Saving money, saving lives and creating jobs – why has the Commission withdrawn essential environmental legislative proposals from its Work Programme?
This week in Plenary we discussed the withdrawal of certain pending legislative proposals from the European Commission’s 2015 Work Programme.
In presenting its Work Programme, the Commission is setting out a list of what it will do and a timetable for the year ahead as well as identifying draft legislation to drop or put on hold.
The Air Pollution and the Circular Economy packages were among those proposals which have been withdrawn by the Commission. This means that the Commission will not bring forward proposals to the European Parliament to legislate on. Under the treaties the Commission has the sole right of initiative when it comes to law-making at EU level. During the debate this afternoon the Commission said it may still bring forward legislation in this area.
Both the Air Pollution and the Circular Economy packages are essential pieces of legislation for the UK. From a health perspective, renewed air quality targets have the potential to save thousands of lives every year and reduce the huge burden that respiratory diseases place on the NHS.
Aside from the potential impact to the environment and health sectors, the Air Quality package and the Circular Economy package both have the potential to create hundreds of thousands of jobs across Europe.
These pieces of legislation also have the potential to save billions of euros. Instead of cutting them from its Work Programme, the Commission should be looking at ways of supporting this.
Kicking these essential pieces of legislation down the legislative line will have serious implications for public health not just in the UK but right across the EU.

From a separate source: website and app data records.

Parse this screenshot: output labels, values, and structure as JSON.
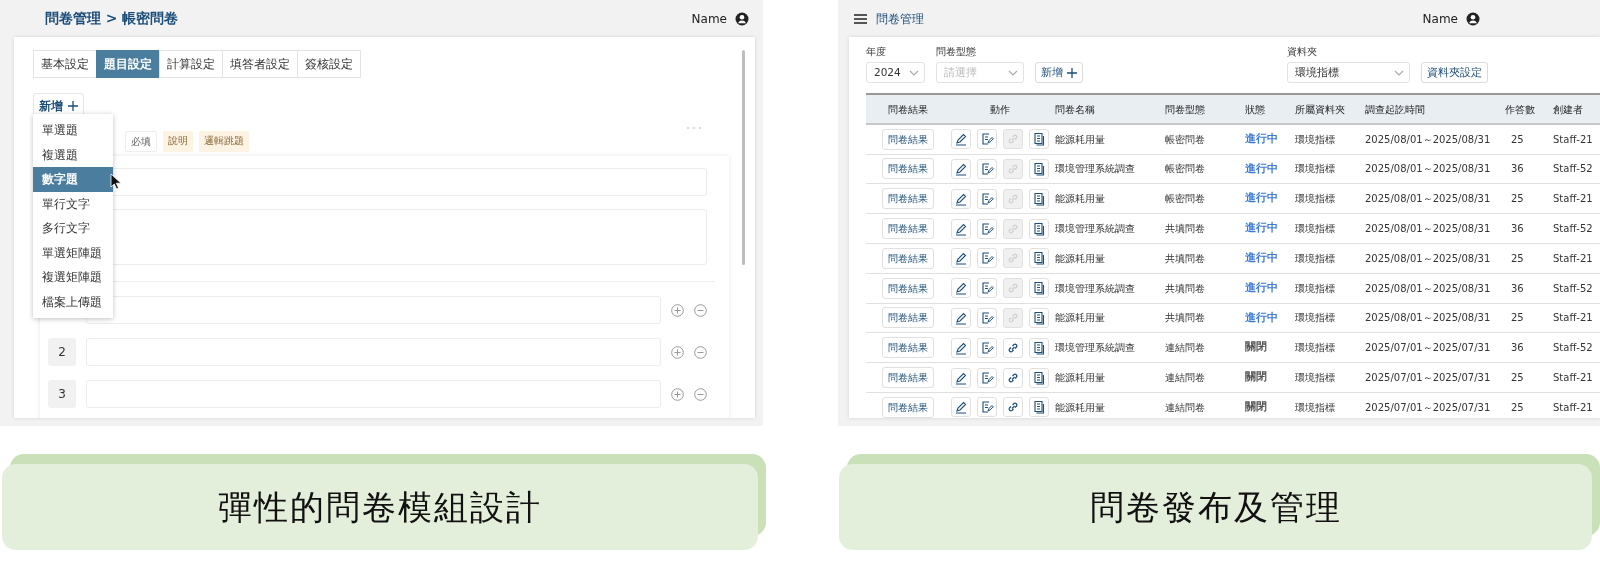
{
  "left": {
    "breadcrumb": "問卷管理 > 帳密問卷",
    "user": "Name",
    "tabs": [
      {
        "label": "基本設定",
        "selected": false
      },
      {
        "label": "題目設定",
        "selected": true
      },
      {
        "label": "計算設定",
        "selected": false
      },
      {
        "label": "填答者設定",
        "selected": false
      },
      {
        "label": "簽核設定",
        "selected": false
      }
    ],
    "add_button": "新增",
    "menu": [
      {
        "label": "單選題",
        "selected": false
      },
      {
        "label": "複選題",
        "selected": false
      },
      {
        "label": "數字題",
        "selected": true
      },
      {
        "label": "單行文字",
        "selected": false
      },
      {
        "label": "多行文字",
        "selected": false
      },
      {
        "label": "單選矩陣題",
        "selected": false
      },
      {
        "label": "複選矩陣題",
        "selected": false
      },
      {
        "label": "檔案上傳題",
        "selected": false
      }
    ],
    "tags": [
      {
        "label": "必填",
        "kind": "plain"
      },
      {
        "label": "說明",
        "kind": "highlight"
      },
      {
        "label": "邏輯跳題",
        "kind": "highlight"
      }
    ],
    "options": [
      {
        "kind": "covered"
      },
      {
        "kind": "numbered",
        "number": "2"
      },
      {
        "kind": "numbered",
        "number": "3"
      }
    ]
  },
  "right": {
    "title": "問卷管理",
    "user": "Name",
    "year": {
      "label": "年度",
      "value": "2024"
    },
    "type_filter": {
      "label": "問卷型態",
      "placeholder": "請選擇"
    },
    "add_button": "新增",
    "folder": {
      "label": "資料夾",
      "value": "環境指標"
    },
    "folder_button": "資料夾設定",
    "columns": [
      "問卷結果",
      "動作",
      "問卷名稱",
      "問卷型態",
      "狀態",
      "所屬資料夾",
      "調查起訖時間",
      "作答數",
      "創建者"
    ],
    "rows": [
      {
        "result": "問卷結果",
        "link_disabled": true,
        "name": "能源耗用量",
        "type": "帳密問卷",
        "status": {
          "text": "進行中",
          "color": "#3d7ad6"
        },
        "folder": "環境指標",
        "period": "2025/08/01～2025/08/31",
        "answers": "25",
        "creator": "Staff-21"
      },
      {
        "result": "問卷結果",
        "link_disabled": true,
        "name": "環境管理系統調查",
        "type": "帳密問卷",
        "status": {
          "text": "進行中",
          "color": "#3d7ad6"
        },
        "folder": "環境指標",
        "period": "2025/08/01～2025/08/31",
        "answers": "36",
        "creator": "Staff-52"
      },
      {
        "result": "問卷結果",
        "link_disabled": true,
        "name": "能源耗用量",
        "type": "帳密問卷",
        "status": {
          "text": "進行中",
          "color": "#3d7ad6"
        },
        "folder": "環境指標",
        "period": "2025/08/01～2025/08/31",
        "answers": "25",
        "creator": "Staff-21"
      },
      {
        "result": "問卷結果",
        "link_disabled": true,
        "name": "環境管理系統調查",
        "type": "共填問卷",
        "status": {
          "text": "進行中",
          "color": "#3d7ad6"
        },
        "folder": "環境指標",
        "period": "2025/08/01～2025/08/31",
        "answers": "36",
        "creator": "Staff-52"
      },
      {
        "result": "問卷結果",
        "link_disabled": true,
        "name": "能源耗用量",
        "type": "共填問卷",
        "status": {
          "text": "進行中",
          "color": "#3d7ad6"
        },
        "folder": "環境指標",
        "period": "2025/08/01～2025/08/31",
        "answers": "25",
        "creator": "Staff-21"
      },
      {
        "result": "問卷結果",
        "link_disabled": true,
        "name": "環境管理系統調查",
        "type": "共填問卷",
        "status": {
          "text": "進行中",
          "color": "#3d7ad6"
        },
        "folder": "環境指標",
        "period": "2025/08/01～2025/08/31",
        "answers": "36",
        "creator": "Staff-52"
      },
      {
        "result": "問卷結果",
        "link_disabled": true,
        "name": "能源耗用量",
        "type": "共填問卷",
        "status": {
          "text": "進行中",
          "color": "#3d7ad6"
        },
        "folder": "環境指標",
        "period": "2025/08/01～2025/08/31",
        "answers": "25",
        "creator": "Staff-21"
      },
      {
        "result": "問卷結果",
        "link_disabled": false,
        "name": "環境管理系統調查",
        "type": "連結問卷",
        "status": {
          "text": "關閉",
          "color": "#555555"
        },
        "folder": "環境指標",
        "period": "2025/07/01～2025/07/31",
        "answers": "36",
        "creator": "Staff-52"
      },
      {
        "result": "問卷結果",
        "link_disabled": false,
        "name": "能源耗用量",
        "type": "連結問卷",
        "status": {
          "text": "關閉",
          "color": "#555555"
        },
        "folder": "環境指標",
        "period": "2025/07/01～2025/07/31",
        "answers": "25",
        "creator": "Staff-21"
      },
      {
        "result": "問卷結果",
        "link_disabled": false,
        "name": "能源耗用量",
        "type": "連結問卷",
        "status": {
          "text": "關閉",
          "color": "#555555"
        },
        "folder": "環境指標",
        "period": "2025/07/01～2025/07/31",
        "answers": "25",
        "creator": "Staff-21"
      }
    ]
  },
  "captions": [
    "彈性的問卷模組設計",
    "問卷發布及管理"
  ]
}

This decision is simply unacceptable – the Commission must stand by its promise and keep environmental and health issues to the forefront of the EU’s agenda. The best and most effective way to achieve change on environmental issues like this is to work together and this involves EU-wide legislation.
The Commission must bring forward new proposals in this field to prove it is serious about promoting progressive environmental health policy.